__What the task asks__. The whole of the data is to be duplicated precisely.

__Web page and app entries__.
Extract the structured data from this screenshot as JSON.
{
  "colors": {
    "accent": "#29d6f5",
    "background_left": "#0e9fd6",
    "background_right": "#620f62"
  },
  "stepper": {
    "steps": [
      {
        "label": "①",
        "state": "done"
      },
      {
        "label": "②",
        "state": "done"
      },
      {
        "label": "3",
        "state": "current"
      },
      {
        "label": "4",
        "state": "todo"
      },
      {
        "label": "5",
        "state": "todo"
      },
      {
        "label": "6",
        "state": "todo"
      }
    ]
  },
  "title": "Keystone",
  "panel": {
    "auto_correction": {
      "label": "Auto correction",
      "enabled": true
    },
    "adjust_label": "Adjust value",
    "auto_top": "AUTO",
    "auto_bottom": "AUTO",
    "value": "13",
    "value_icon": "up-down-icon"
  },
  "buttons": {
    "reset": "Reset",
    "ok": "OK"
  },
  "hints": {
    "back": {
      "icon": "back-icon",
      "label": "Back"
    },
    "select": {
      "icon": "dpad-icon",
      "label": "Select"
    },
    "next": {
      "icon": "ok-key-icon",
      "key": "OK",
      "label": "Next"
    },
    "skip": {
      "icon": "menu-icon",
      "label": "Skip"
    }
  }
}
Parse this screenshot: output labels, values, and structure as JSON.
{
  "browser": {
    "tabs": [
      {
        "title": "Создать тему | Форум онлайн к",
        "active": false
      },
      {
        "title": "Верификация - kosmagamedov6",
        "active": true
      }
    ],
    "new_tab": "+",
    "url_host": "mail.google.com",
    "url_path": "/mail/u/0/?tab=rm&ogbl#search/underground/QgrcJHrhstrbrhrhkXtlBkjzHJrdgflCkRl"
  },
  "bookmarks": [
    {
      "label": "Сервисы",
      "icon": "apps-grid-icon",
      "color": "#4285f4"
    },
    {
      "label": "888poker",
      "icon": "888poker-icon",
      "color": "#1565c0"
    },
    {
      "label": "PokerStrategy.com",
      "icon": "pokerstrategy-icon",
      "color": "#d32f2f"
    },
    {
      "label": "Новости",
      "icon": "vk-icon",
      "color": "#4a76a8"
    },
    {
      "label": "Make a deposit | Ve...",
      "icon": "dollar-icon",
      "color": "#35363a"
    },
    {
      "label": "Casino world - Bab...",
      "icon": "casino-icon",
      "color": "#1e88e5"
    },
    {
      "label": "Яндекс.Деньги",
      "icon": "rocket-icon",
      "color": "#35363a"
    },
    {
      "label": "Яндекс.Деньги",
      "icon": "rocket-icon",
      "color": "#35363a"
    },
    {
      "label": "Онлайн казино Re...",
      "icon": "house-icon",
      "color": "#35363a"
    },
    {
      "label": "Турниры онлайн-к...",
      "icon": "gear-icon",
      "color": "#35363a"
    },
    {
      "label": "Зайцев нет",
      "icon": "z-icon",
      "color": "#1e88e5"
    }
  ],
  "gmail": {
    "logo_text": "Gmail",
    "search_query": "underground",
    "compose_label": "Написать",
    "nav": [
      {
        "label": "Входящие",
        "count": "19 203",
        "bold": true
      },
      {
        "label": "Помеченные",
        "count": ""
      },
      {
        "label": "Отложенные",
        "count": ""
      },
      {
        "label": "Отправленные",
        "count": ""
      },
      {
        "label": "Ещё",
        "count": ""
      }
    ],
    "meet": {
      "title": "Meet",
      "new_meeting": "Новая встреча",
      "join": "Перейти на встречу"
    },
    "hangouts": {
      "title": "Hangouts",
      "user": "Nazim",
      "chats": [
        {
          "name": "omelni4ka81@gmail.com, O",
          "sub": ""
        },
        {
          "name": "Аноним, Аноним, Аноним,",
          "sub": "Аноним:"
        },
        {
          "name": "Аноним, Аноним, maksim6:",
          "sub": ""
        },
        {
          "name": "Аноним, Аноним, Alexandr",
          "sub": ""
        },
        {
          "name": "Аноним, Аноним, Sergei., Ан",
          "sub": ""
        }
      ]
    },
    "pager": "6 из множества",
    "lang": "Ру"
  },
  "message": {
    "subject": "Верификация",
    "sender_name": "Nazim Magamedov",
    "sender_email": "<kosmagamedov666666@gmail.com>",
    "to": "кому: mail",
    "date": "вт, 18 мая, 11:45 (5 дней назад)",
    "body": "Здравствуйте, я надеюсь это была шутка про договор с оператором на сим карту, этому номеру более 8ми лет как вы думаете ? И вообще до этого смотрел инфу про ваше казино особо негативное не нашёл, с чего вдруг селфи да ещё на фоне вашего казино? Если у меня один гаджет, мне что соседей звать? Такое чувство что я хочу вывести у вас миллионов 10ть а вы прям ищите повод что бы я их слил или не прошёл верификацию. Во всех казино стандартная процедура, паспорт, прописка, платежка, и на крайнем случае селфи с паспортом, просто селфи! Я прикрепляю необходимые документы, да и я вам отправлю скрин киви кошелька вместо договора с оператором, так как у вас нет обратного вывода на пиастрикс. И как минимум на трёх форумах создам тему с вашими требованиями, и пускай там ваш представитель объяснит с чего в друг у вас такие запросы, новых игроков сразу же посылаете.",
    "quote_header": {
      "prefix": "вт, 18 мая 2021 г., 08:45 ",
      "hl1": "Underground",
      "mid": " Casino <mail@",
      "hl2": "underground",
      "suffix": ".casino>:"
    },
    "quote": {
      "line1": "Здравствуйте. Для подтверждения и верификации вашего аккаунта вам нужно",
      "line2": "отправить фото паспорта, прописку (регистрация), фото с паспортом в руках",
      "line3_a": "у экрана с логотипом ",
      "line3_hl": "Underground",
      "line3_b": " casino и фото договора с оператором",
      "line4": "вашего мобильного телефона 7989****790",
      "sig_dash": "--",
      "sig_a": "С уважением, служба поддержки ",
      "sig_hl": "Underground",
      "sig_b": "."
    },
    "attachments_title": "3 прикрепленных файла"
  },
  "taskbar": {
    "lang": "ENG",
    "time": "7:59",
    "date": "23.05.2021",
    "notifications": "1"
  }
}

__Completed exercise__.
Extract the structured data from this screenshot as JSON.
{
  "colors": {
    "accent": "#29d6f5",
    "background_left": "#0e9fd6",
    "background_right": "#620f62"
  },
  "stepper": {
    "steps": [
      {
        "label": "①",
        "state": "done"
      },
      {
        "label": "②",
        "state": "done"
      },
      {
        "label": "3",
        "state": "current"
      },
      {
        "label": "4",
        "state": "todo"
      },
      {
        "label": "5",
        "state": "todo"
      },
      {
        "label": "6",
        "state": "todo"
      }
    ]
  },
  "title": "Keystone",
  "panel": {
    "auto_correction": {
      "label": "Auto correction",
      "enabled": true
    },
    "adjust_label": "Adjust value",
    "auto_top": "AUTO",
    "auto_bottom": "AUTO",
    "value": "13",
    "value_icon": "up-down-icon"
  },
  "buttons": {
    "reset": "Reset",
    "ok": "OK"
  },
  "hints": {
    "back": {
      "icon": "back-icon",
      "label": "Back"
    },
    "select": {
      "icon": "dpad-icon",
      "label": "Select"
    },
    "next": {
      "icon": "ok-key-icon",
      "key": "OK",
      "label": "Next"
    },
    "skip": {
      "icon": "menu-icon",
      "label": "Skip"
    }
  }
}
Parse this screenshot: output labels, values, and structure as JSON.
{
  "browser": {
    "tabs": [
      {
        "title": "Создать тему | Форум онлайн к",
        "active": false
      },
      {
        "title": "Верификация - kosmagamedov6",
        "active": true
      }
    ],
    "new_tab": "+",
    "url_host": "mail.google.com",
    "url_path": "/mail/u/0/?tab=rm&ogbl#search/underground/QgrcJHrhstrbrhrhkXtlBkjzHJrdgflCkRl"
  },
  "bookmarks": [
    {
      "label": "Сервисы",
      "icon": "apps-grid-icon",
      "color": "#4285f4"
    },
    {
      "label": "888poker",
      "icon": "888poker-icon",
      "color": "#1565c0"
    },
    {
      "label": "PokerStrategy.com",
      "icon": "pokerstrategy-icon",
      "color": "#d32f2f"
    },
    {
      "label": "Новости",
      "icon": "vk-icon",
      "color": "#4a76a8"
    },
    {
      "label": "Make a deposit | Ve...",
      "icon": "dollar-icon",
      "color": "#35363a"
    },
    {
      "label": "Casino world - Bab...",
      "icon": "casino-icon",
      "color": "#1e88e5"
    },
    {
      "label": "Яндекс.Деньги",
      "icon": "rocket-icon",
      "color": "#35363a"
    },
    {
      "label": "Яндекс.Деньги",
      "icon": "rocket-icon",
      "color": "#35363a"
    },
    {
      "label": "Онлайн казино Re...",
      "icon": "house-icon",
      "color": "#35363a"
    },
    {
      "label": "Турниры онлайн-к...",
      "icon": "gear-icon",
      "color": "#35363a"
    },
    {
      "label": "Зайцев нет",
      "icon": "z-icon",
      "color": "#1e88e5"
    }
  ],
  "gmail": {
    "logo_text": "Gmail",
    "search_query": "underground",
    "compose_label": "Написать",
    "nav": [
      {
        "label": "Входящие",
        "count": "19 203",
        "bold": true
      },
      {
        "label": "Помеченные",
        "count": ""
      },
      {
        "label": "Отложенные",
        "count": ""
      },
      {
        "label": "Отправленные",
        "count": ""
      },
      {
        "label": "Ещё",
        "count": ""
      }
    ],
    "meet": {
      "title": "Meet",
      "new_meeting": "Новая встреча",
      "join": "Перейти на встречу"
    },
    "hangouts": {
      "title": "Hangouts",
      "user": "Nazim",
      "chats": [
        {
          "name": "omelni4ka81@gmail.com, O",
          "sub": ""
        },
        {
          "name": "Аноним, Аноним, Аноним,",
          "sub": "Аноним:"
        },
        {
          "name": "Аноним, Аноним, maksim6:",
          "sub": ""
        },
        {
          "name": "Аноним, Аноним, Alexandr",
          "sub": ""
        },
        {
          "name": "Аноним, Аноним, Sergei., Ан",
          "sub": ""
        }
      ]
    },
    "pager": "6 из множества",
    "lang": "Ру"
  },
  "message": {
    "subject": "Верификация",
    "sender_name": "Nazim Magamedov",
    "sender_email": "<kosmagamedov666666@gmail.com>",
    "to": "кому: mail",
    "date": "вт, 18 мая, 11:45 (5 дней назад)",
    "body": "Здравствуйте, я надеюсь это была шутка про договор с оператором на сим карту, этому номеру более 8ми лет как вы думаете ? И вообще до этого смотрел инфу про ваше казино особо негативное не нашёл, с чего вдруг селфи да ещё на фоне вашего казино? Если у меня один гаджет, мне что соседей звать? Такое чувство что я хочу вывести у вас миллионов 10ть а вы прям ищите повод что бы я их слил или не прошёл верификацию. Во всех казино стандартная процедура, паспорт, прописка, платежка, и на крайнем случае селфи с паспортом, просто селфи! Я прикрепляю необходимые документы, да и я вам отправлю скрин киви кошелька вместо договора с оператором, так как у вас нет обратного вывода на пиастрикс. И как минимум на трёх форумах создам тему с вашими требованиями, и пускай там ваш представитель объяснит с чего в друг у вас такие запросы, новых игроков сразу же посылаете.",
    "quote_header": {
      "prefix": "вт, 18 мая 2021 г., 08:45 ",
      "hl1": "Underground",
      "mid": " Casino <mail@",
      "hl2": "underground",
      "suffix": ".casino>:"
    },
    "quote": {
      "line1": "Здравствуйте. Для подтверждения и верификации вашего аккаунта вам нужно",
      "line2": "отправить фото паспорта, прописку (регистрация), фото с паспортом в руках",
      "line3_a": "у экрана с логотипом ",
      "line3_hl": "Underground",
      "line3_b": " casino и фото договора с оператором",
      "line4": "вашего мобильного телефона 7989****790",
      "sig_dash": "--",
      "sig_a": "С уважением, служба поддержки ",
      "sig_hl": "Underground",
      "sig_b": "."
    },
    "attachments_title": "3 прикрепленных файла"
  },
  "taskbar": {
    "lang": "ENG",
    "time": "7:59",
    "date": "23.05.2021",
    "notifications": "1"
  }
}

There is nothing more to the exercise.